What Chinese DDoS Malware Looks Like

By Terry Zink
Terry Zink

While at that same Virus Bulletin conference that I was talking about earlier in my other post, I also had the chance to check out a session on Chinese DDoS malware put on by some folks from Arbor Networks. As little insight as I have into Android malware, I know even less about Chinese DDoS malware.

So what's Chinese DDoS malware like? What are its characteristics?

Well, to begin with, the session presenters looked at command-and-control centers that were hosted within Chinese IP space (a pretty good indicator that it was built and controlled in China) that were used to execute DDoS attacks. Of these, there were approximately 40 different families. But these families were not very sophisticated: they used little or weak encryption and used little stealthiness.
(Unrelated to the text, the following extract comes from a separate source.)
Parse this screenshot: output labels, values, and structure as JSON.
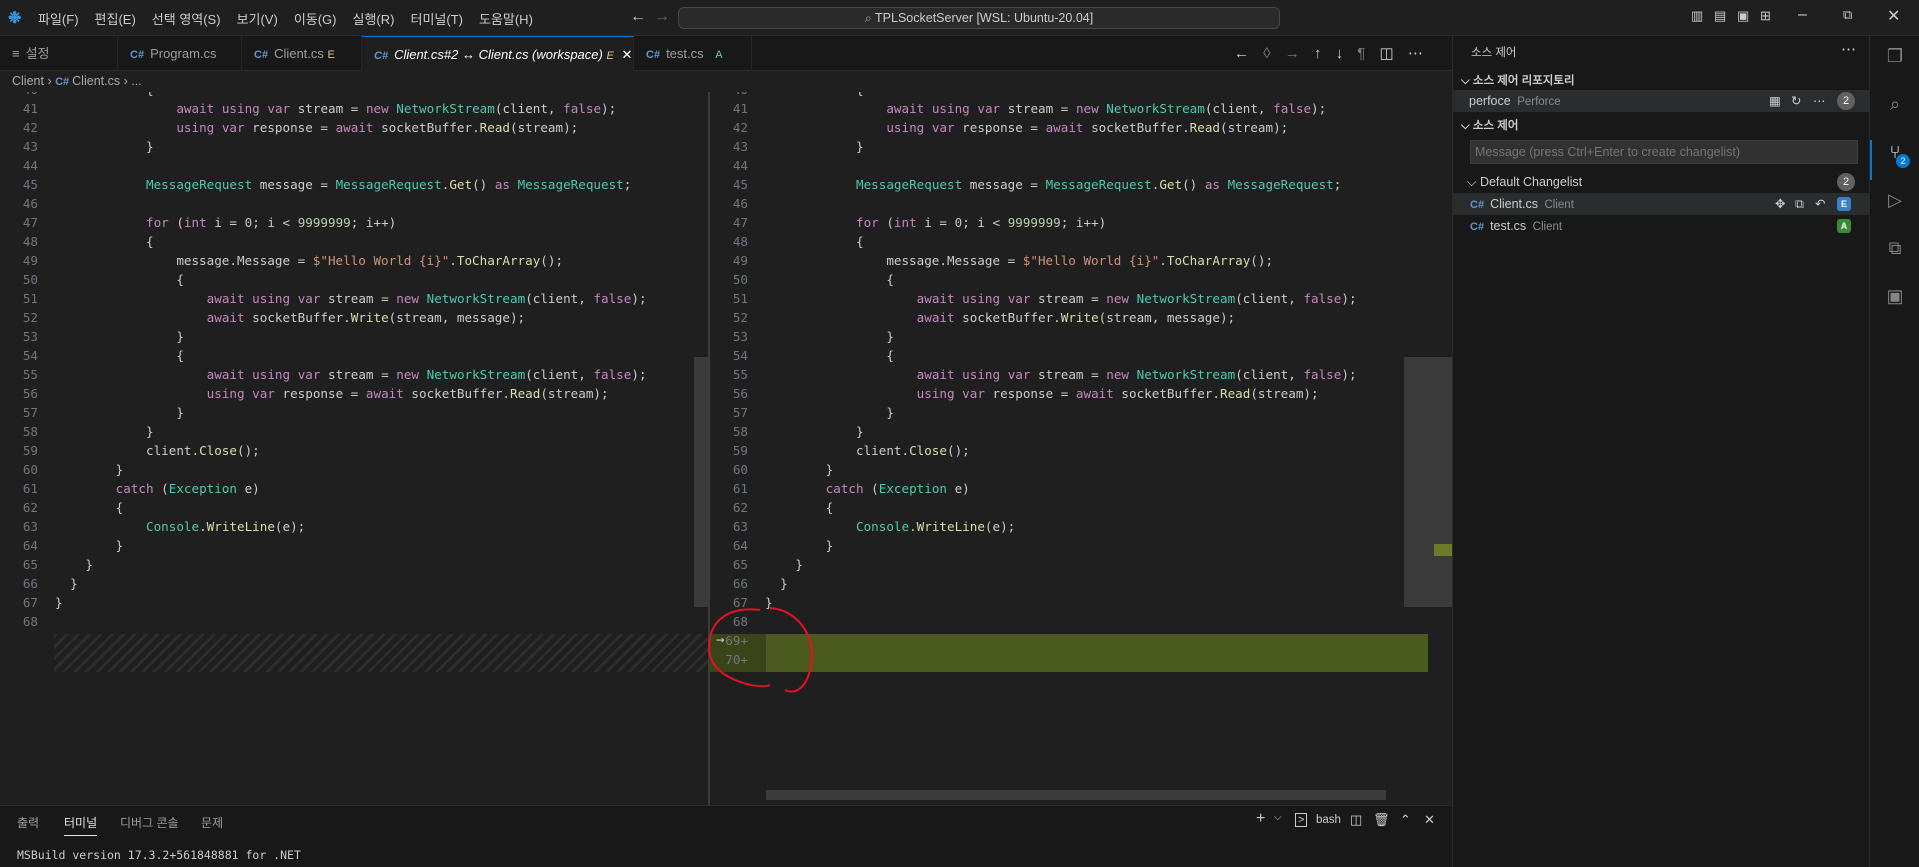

The typical Chinese malware family:

In terms of the way they attack, I'm kind of out of my element here, but each bot has lots of different DDoS attacks, but the one that they don't use is slow http. The most frequent tactic is http flood. If you don't know the intricate details of those types of attacks, well… I don't either. But I wrote them down anyhow because they sounded important.

The targets are usually Chinese sites, although they hosted in 24 countries (i.e., Taiwan, Hong Kong, or the United States). Of these countries, #1 was China with 64%, #2 was the United States with 27%. The types of targets are not always political. Some target music sites, some target gaming sites and others target online forums. One attacked a Chinese manufacturer of food processing equipment, another attacked a gold mining and investment firm.

Yet amongst all of this came some reassurance. These malware authors are a lot like animators on the Simpsons — they re-use a lot of code and there is sloppiness everywhere. Typos get ported across families, bugs do too, and so do techniques. They are not like Conficker with tons of encryption but instead are quick-and-dirty applications (in comparison) that are designed to do the job. It's kind of like how some magicians (like me) will resort to complex sleight-of-hand to control your card selection which requires hours of practice to get down, and other magicians (like me) that simply use a trick deck.

I walked away from this session informed, and also feeling better that we're not in over our heads here.

Not yet.

By Terry Zink, Program Manager. Visit the blog maintained by Terry Zink here.

Related topics: Cyberattack, Cybercrime, Cybersecurity, DDoS Attack, Malware, Net Neutrality